• GIVEN RECORDS
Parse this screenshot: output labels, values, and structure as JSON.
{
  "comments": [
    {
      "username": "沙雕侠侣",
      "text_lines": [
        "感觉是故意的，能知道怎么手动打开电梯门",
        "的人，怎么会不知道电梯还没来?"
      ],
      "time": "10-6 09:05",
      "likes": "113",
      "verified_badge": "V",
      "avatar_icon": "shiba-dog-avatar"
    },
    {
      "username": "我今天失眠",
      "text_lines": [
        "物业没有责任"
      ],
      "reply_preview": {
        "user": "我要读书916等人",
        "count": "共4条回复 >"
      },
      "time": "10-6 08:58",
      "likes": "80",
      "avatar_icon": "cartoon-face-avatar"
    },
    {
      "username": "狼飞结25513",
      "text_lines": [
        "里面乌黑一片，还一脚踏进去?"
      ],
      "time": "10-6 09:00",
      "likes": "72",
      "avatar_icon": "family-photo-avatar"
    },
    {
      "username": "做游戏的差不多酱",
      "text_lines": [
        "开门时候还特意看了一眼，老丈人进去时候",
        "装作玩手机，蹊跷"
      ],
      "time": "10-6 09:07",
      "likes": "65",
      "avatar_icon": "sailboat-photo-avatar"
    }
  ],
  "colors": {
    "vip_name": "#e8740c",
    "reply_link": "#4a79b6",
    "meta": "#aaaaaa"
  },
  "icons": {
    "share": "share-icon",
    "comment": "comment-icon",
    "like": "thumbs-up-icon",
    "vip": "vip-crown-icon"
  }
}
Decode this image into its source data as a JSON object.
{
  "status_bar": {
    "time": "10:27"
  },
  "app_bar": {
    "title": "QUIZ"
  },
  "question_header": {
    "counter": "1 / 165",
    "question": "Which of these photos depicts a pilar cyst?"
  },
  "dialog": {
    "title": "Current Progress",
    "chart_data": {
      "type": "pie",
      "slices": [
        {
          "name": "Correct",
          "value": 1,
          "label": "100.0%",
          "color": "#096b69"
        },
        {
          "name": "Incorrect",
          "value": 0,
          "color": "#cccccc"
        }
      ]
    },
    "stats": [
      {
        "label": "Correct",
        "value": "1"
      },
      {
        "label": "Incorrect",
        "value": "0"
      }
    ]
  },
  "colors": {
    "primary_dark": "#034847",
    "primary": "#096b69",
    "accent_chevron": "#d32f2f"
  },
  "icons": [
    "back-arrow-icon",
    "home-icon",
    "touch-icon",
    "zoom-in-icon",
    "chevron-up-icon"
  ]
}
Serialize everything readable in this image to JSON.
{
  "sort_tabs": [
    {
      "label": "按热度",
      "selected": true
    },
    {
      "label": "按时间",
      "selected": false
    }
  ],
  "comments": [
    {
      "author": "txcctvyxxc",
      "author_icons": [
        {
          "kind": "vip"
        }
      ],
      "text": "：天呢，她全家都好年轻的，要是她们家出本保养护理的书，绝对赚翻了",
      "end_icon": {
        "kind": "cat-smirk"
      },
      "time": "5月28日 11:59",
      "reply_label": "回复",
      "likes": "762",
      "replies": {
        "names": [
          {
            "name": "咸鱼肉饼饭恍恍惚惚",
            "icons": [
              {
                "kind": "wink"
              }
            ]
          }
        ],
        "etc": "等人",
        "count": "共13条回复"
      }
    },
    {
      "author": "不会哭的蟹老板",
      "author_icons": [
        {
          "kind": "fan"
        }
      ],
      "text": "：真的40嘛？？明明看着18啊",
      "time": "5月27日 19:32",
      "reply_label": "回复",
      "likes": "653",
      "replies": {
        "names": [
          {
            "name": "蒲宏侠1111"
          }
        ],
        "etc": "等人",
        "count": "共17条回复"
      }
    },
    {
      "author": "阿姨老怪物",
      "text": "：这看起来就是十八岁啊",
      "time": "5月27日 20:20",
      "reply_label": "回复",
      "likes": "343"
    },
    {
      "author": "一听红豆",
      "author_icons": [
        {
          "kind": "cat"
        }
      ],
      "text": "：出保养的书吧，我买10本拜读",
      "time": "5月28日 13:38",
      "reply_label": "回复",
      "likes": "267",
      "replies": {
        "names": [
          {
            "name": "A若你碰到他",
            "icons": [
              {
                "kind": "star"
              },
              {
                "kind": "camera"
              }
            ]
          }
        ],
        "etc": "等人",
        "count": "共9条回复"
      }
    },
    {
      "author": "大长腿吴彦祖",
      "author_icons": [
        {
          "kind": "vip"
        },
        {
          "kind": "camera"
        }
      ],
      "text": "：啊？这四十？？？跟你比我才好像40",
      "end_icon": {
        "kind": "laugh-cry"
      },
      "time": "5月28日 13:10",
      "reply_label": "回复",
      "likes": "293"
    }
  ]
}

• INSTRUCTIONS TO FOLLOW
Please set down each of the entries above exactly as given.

• WRITTEN SOLUTION
Parse this screenshot: output labels, values, and structure as JSON.
{
  "comments": [
    {
      "username": "沙雕侠侣",
      "text_lines": [
        "感觉是故意的，能知道怎么手动打开电梯门",
        "的人，怎么会不知道电梯还没来?"
      ],
      "time": "10-6 09:05",
      "likes": "113",
      "verified_badge": "V",
      "avatar_icon": "shiba-dog-avatar"
    },
    {
      "username": "我今天失眠",
      "text_lines": [
        "物业没有责任"
      ],
      "reply_preview": {
        "user": "我要读书916等人",
        "count": "共4条回复 >"
      },
      "time": "10-6 08:58",
      "likes": "80",
      "avatar_icon": "cartoon-face-avatar"
    },
    {
      "username": "狼飞结25513",
      "text_lines": [
        "里面乌黑一片，还一脚踏进去?"
      ],
      "time": "10-6 09:00",
      "likes": "72",
      "avatar_icon": "family-photo-avatar"
    },
    {
      "username": "做游戏的差不多酱",
      "text_lines": [
        "开门时候还特意看了一眼，老丈人进去时候",
        "装作玩手机，蹊跷"
      ],
      "time": "10-6 09:07",
      "likes": "65",
      "avatar_icon": "sailboat-photo-avatar"
    }
  ],
  "colors": {
    "vip_name": "#e8740c",
    "reply_link": "#4a79b6",
    "meta": "#aaaaaa"
  },
  "icons": {
    "share": "share-icon",
    "comment": "comment-icon",
    "like": "thumbs-up-icon",
    "vip": "vip-crown-icon"
  }
}
Decode this image into its source data as a JSON object.
{
  "status_bar": {
    "time": "10:27"
  },
  "app_bar": {
    "title": "QUIZ"
  },
  "question_header": {
    "counter": "1 / 165",
    "question": "Which of these photos depicts a pilar cyst?"
  },
  "dialog": {
    "title": "Current Progress",
    "chart_data": {
      "type": "pie",
      "slices": [
        {
          "name": "Correct",
          "value": 1,
          "label": "100.0%",
          "color": "#096b69"
        },
        {
          "name": "Incorrect",
          "value": 0,
          "color": "#cccccc"
        }
      ]
    },
    "stats": [
      {
        "label": "Correct",
        "value": "1"
      },
      {
        "label": "Incorrect",
        "value": "0"
      }
    ]
  },
  "colors": {
    "primary_dark": "#034847",
    "primary": "#096b69",
    "accent_chevron": "#d32f2f"
  },
  "icons": [
    "back-arrow-icon",
    "home-icon",
    "touch-icon",
    "zoom-in-icon",
    "chevron-up-icon"
  ]
}
Serialize everything readable in this image to JSON.
{
  "sort_tabs": [
    {
      "label": "按热度",
      "selected": true
    },
    {
      "label": "按时间",
      "selected": false
    }
  ],
  "comments": [
    {
      "author": "txcctvyxxc",
      "author_icons": [
        {
          "kind": "vip"
        }
      ],
      "text": "：天呢，她全家都好年轻的，要是她们家出本保养护理的书，绝对赚翻了",
      "end_icon": {
        "kind": "cat-smirk"
      },
      "time": "5月28日 11:59",
      "reply_label": "回复",
      "likes": "762",
      "replies": {
        "names": [
          {
            "name": "咸鱼肉饼饭恍恍惚惚",
            "icons": [
              {
                "kind": "wink"
              }
            ]
          }
        ],
        "etc": "等人",
        "count": "共13条回复"
      }
    },
    {
      "author": "不会哭的蟹老板",
      "author_icons": [
        {
          "kind": "fan"
        }
      ],
      "text": "：真的40嘛？？明明看着18啊",
      "time": "5月27日 19:32",
      "reply_label": "回复",
      "likes": "653",
      "replies": {
        "names": [
          {
            "name": "蒲宏侠1111"
          }
        ],
        "etc": "等人",
        "count": "共17条回复"
      }
    },
    {
      "author": "阿姨老怪物",
      "text": "：这看起来就是十八岁啊",
      "time": "5月27日 20:20",
      "reply_label": "回复",
      "likes": "343"
    },
    {
      "author": "一听红豆",
      "author_icons": [
        {
          "kind": "cat"
        }
      ],
      "text": "：出保养的书吧，我买10本拜读",
      "time": "5月28日 13:38",
      "reply_label": "回复",
      "likes": "267",
      "replies": {
        "names": [
          {
            "name": "A若你碰到他",
            "icons": [
              {
                "kind": "star"
              },
              {
                "kind": "camera"
              }
            ]
          }
        ],
        "etc": "等人",
        "count": "共9条回复"
      }
    },
    {
      "author": "大长腿吴彦祖",
      "author_icons": [
        {
          "kind": "vip"
        },
        {
          "kind": "camera"
        }
      ],
      "text": "：啊？这四十？？？跟你比我才好像40",
      "end_icon": {
        "kind": "laugh-cry"
      },
      "time": "5月28日 13:10",
      "reply_label": "回复",
      "likes": "293"
    }
  ]
}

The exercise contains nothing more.